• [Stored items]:
• • • • •
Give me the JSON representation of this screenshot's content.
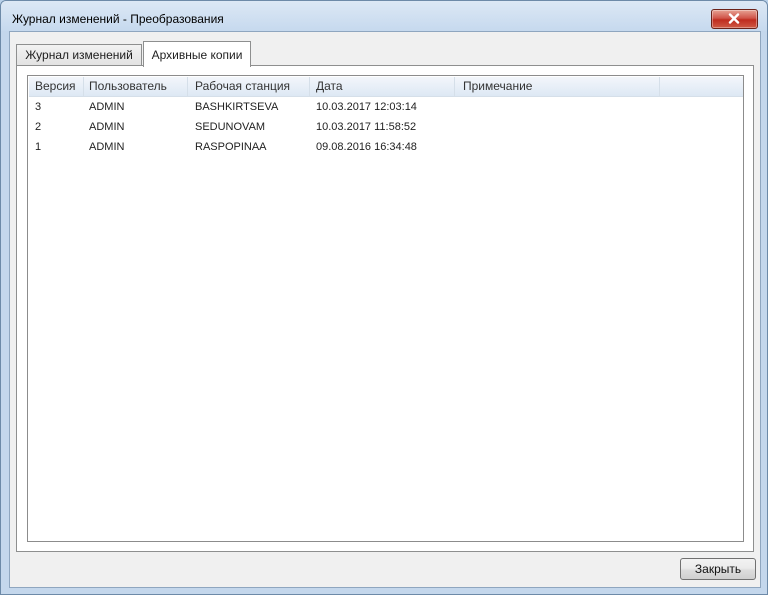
{
  "window": {
    "title": "Журнал изменений - Преобразования"
  },
  "tabs": [
    {
      "label": "Журнал изменений",
      "active": false
    },
    {
      "label": "Архивные копии",
      "active": true
    }
  ],
  "table": {
    "columns": [
      "Версия",
      "Пользователь",
      "Рабочая станция",
      "Дата",
      "Примечание"
    ],
    "rows": [
      {
        "version": "3",
        "user": "ADMIN",
        "workstation": "BASHKIRTSEVA",
        "date": "10.03.2017 12:03:14",
        "note": ""
      },
      {
        "version": "2",
        "user": "ADMIN",
        "workstation": "SEDUNOVAM",
        "date": "10.03.2017 11:58:52",
        "note": ""
      },
      {
        "version": "1",
        "user": "ADMIN",
        "workstation": "RASPOPINAA",
        "date": "09.08.2016 16:34:48",
        "note": ""
      }
    ]
  },
  "footer": {
    "close_label": "Закрыть"
  },
  "icons": {
    "window_close": "close-icon"
  }
}
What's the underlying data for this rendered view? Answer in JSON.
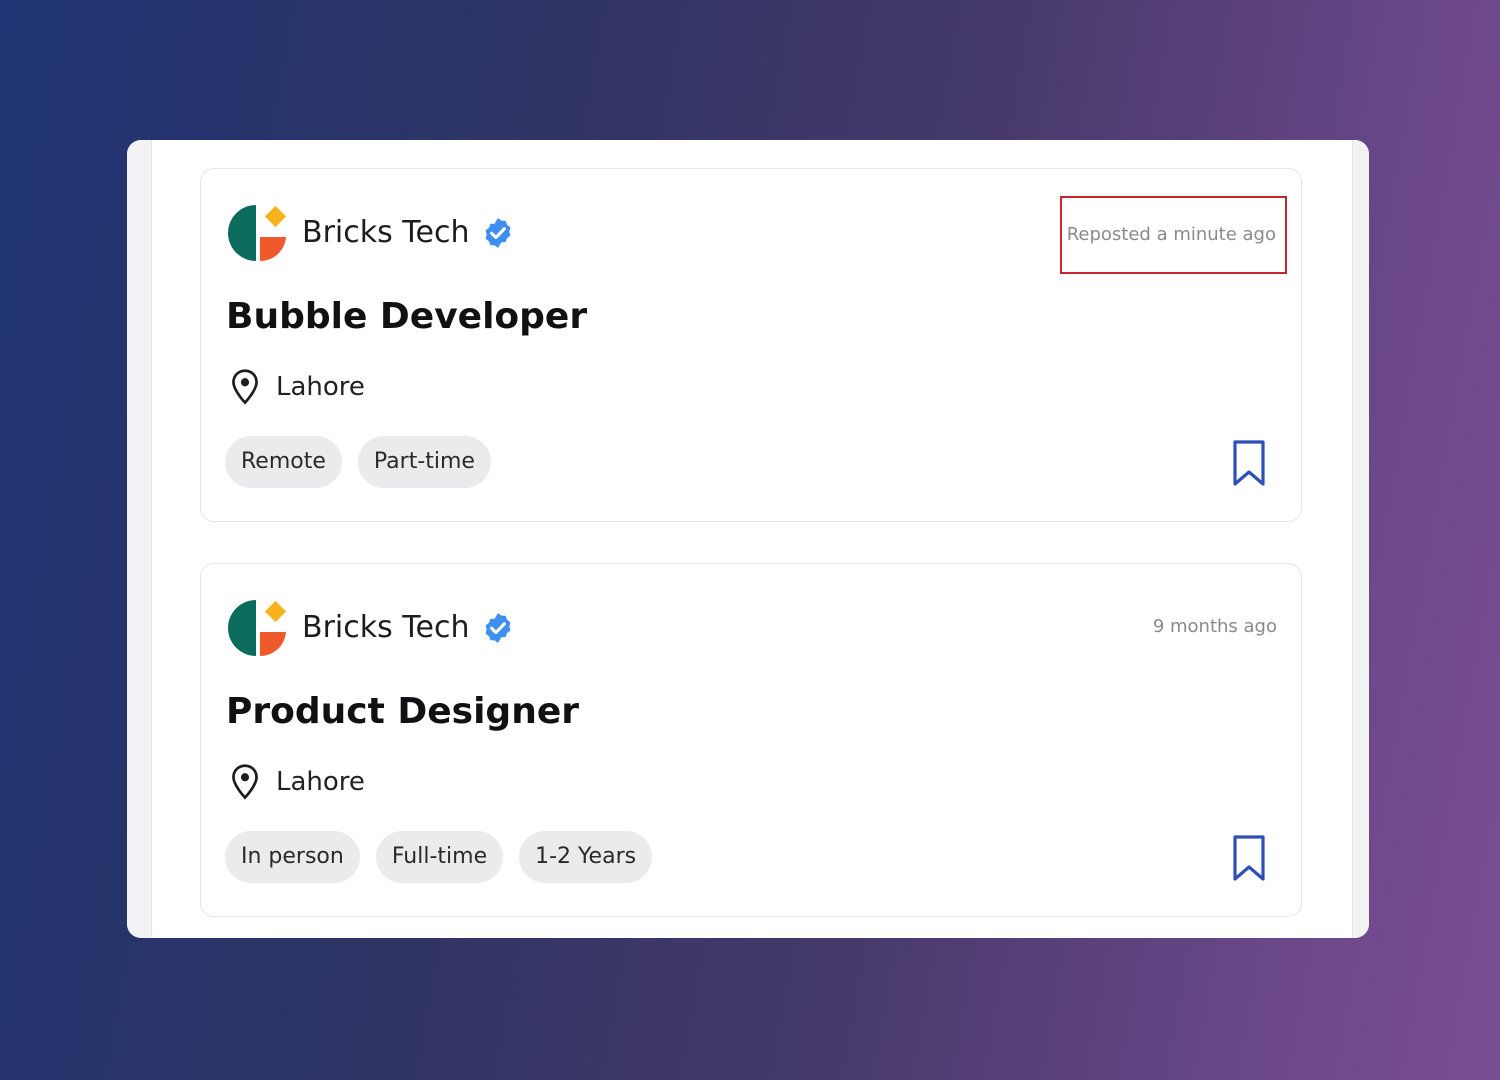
{
  "jobs": [
    {
      "company": "Bricks Tech",
      "posted": "Reposted a minute ago",
      "title": "Bubble Developer",
      "location": "Lahore",
      "tags": [
        "Remote",
        "Part-time"
      ]
    },
    {
      "company": "Bricks Tech",
      "posted": "9 months ago",
      "title": "Product Designer",
      "location": "Lahore",
      "tags": [
        "In person",
        "Full-time",
        "1-2 Years"
      ]
    }
  ],
  "icons": {
    "logo": "bricks-tech-logo",
    "verified": "verified-badge-icon",
    "location": "map-pin-icon",
    "save": "bookmark-icon"
  },
  "colors": {
    "logo_teal": "#0b6b5c",
    "logo_orange": "#f0592b",
    "logo_yellow": "#f7b21d",
    "verified_blue": "#3f8ff2",
    "bookmark_blue": "#2f4fb8",
    "highlight_red": "#c0282d"
  }
}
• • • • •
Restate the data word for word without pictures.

Give me the JSON representation of this screenshot's content.
{
  "window": {
    "title": "Журнал изменений - Преобразования"
  },
  "tabs": [
    {
      "label": "Журнал изменений",
      "active": false
    },
    {
      "label": "Архивные копии",
      "active": true
    }
  ],
  "table": {
    "columns": [
      "Версия",
      "Пользователь",
      "Рабочая станция",
      "Дата",
      "Примечание"
    ],
    "rows": [
      {
        "version": "3",
        "user": "ADMIN",
        "workstation": "BASHKIRTSEVA",
        "date": "10.03.2017 12:03:14",
        "note": ""
      },
      {
        "version": "2",
        "user": "ADMIN",
        "workstation": "SEDUNOVAM",
        "date": "10.03.2017 11:58:52",
        "note": ""
      },
      {
        "version": "1",
        "user": "ADMIN",
        "workstation": "RASPOPINAA",
        "date": "09.08.2016 16:34:48",
        "note": ""
      }
    ]
  },
  "footer": {
    "close_label": "Закрыть"
  },
  "icons": {
    "window_close": "close-icon"
  }
}
What's the underlying data for this rendered view? Answer in JSON.
{
  "jobs": [
    {
      "company": "Bricks Tech",
      "posted": "Reposted a minute ago",
      "title": "Bubble Developer",
      "location": "Lahore",
      "tags": [
        "Remote",
        "Part-time"
      ]
    },
    {
      "company": "Bricks Tech",
      "posted": "9 months ago",
      "title": "Product Designer",
      "location": "Lahore",
      "tags": [
        "In person",
        "Full-time",
        "1-2 Years"
      ]
    }
  ],
  "icons": {
    "logo": "bricks-tech-logo",
    "verified": "verified-badge-icon",
    "location": "map-pin-icon",
    "save": "bookmark-icon"
  },
  "colors": {
    "logo_teal": "#0b6b5c",
    "logo_orange": "#f0592b",
    "logo_yellow": "#f7b21d",
    "verified_blue": "#3f8ff2",
    "bookmark_blue": "#2f4fb8",
    "highlight_red": "#c0282d"
  }
}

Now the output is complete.